Excision refers to the removal of a lesion by cutting through the skin down to the underlying fat and in most cases repairing the wound with sutures. Many types of lesions are removed by excision, including moles, cysts, lipomas, and skin cancers. When repaired, excisional wounds are usually sutured in a straight line, oriented to follow the normal wrinkle lines of the skin. Most wounds are closed with a layer of dissolving stitches below the skin in addition to a layer of surface sutures, which are removed one to two weeks after surgery. Depending on the location and size of the wound, it is often recommended that patients use a non-stretch skin colored tape to support the incisions for two weeks or more following suture removal, until the wounds have sufficient strength to minimize risk of a spread scar. Excisional wounds mature below the surface of the skin for approximately six months following surgery, by which time they have usually reached their final appearance.
All excisions are done in the office using sterile technique and local anesthesia around the affected area. Scars are generally minimal and usually blend into the surrounding skin. Taking proper care of the surgical site will help to improve the final appearance of the scar.

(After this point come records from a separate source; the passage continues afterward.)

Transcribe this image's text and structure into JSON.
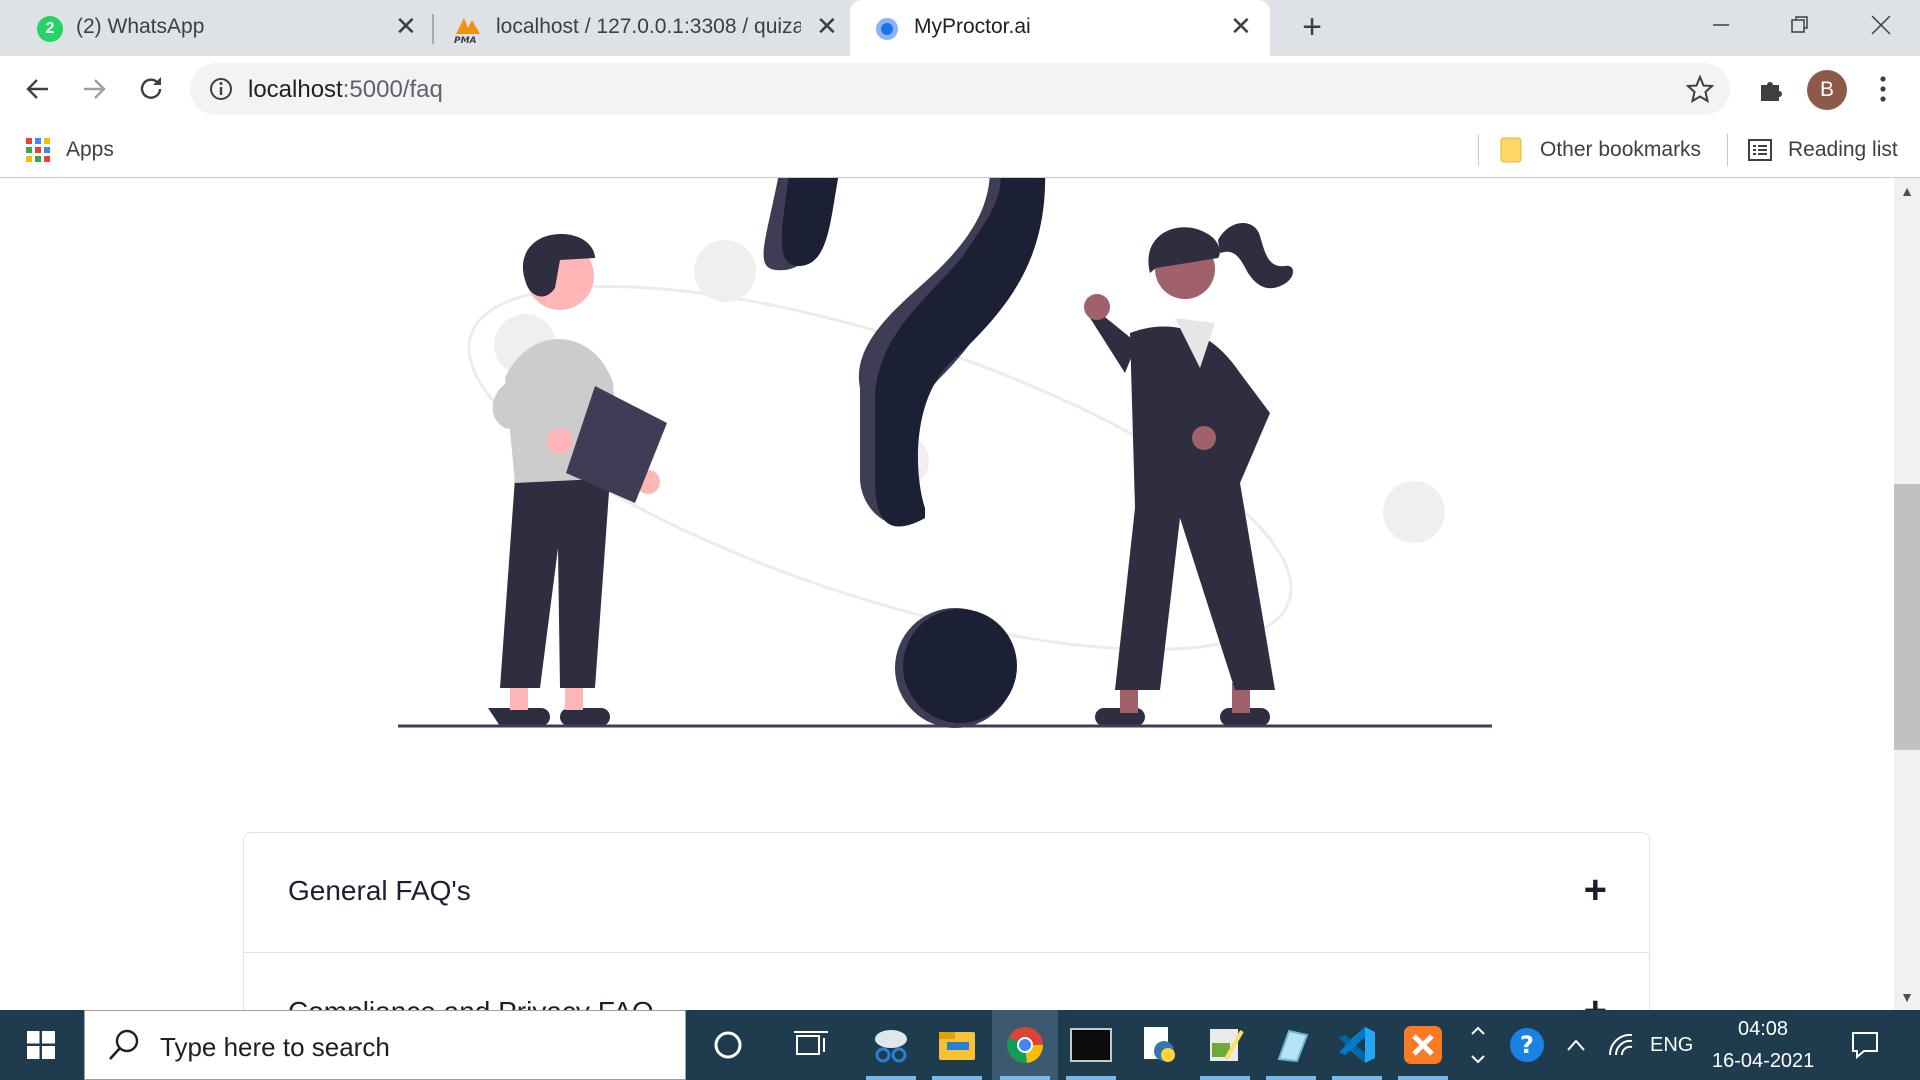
{
  "browser": {
    "tabs": [
      {
        "title": "(2) WhatsApp",
        "badge": "2",
        "active": false
      },
      {
        "title": "localhost / 127.0.0.1:3308 / quiza",
        "favicon_text": "PMA",
        "active": false
      },
      {
        "title": "MyProctor.ai",
        "active": true
      }
    ],
    "url_host": "localhost",
    "url_path": ":5000/faq",
    "profile_initial": "B",
    "bookmarks": {
      "apps_label": "Apps",
      "other_label": "Other bookmarks",
      "reading_label": "Reading list"
    }
  },
  "page": {
    "faq_sections": [
      {
        "title": "General FAQ's",
        "toggle": "+"
      },
      {
        "title": "Compliance and Privacy FAQ",
        "toggle": "+"
      }
    ]
  },
  "taskbar": {
    "search_placeholder": "Type here to search",
    "language": "ENG",
    "time": "04:08",
    "date": "16-04-2021"
  },
  "colors": {
    "tabstrip": "#dee1e6",
    "taskbar": "#1f3c4f",
    "illustration_dark": "#2f2e41",
    "question_mark": "#1b2034",
    "skin_light": "#ffb6b6",
    "skin_dark": "#a0616a",
    "shirt_gray": "#cccccc"
  }
}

All excised lesions are submitted for pathology and review by Dr. James Zalla or Dr. Sabra Abner, both of whom are board-certified dermatopathologists. Slides are prepared in our office, and most results are available in less than one week.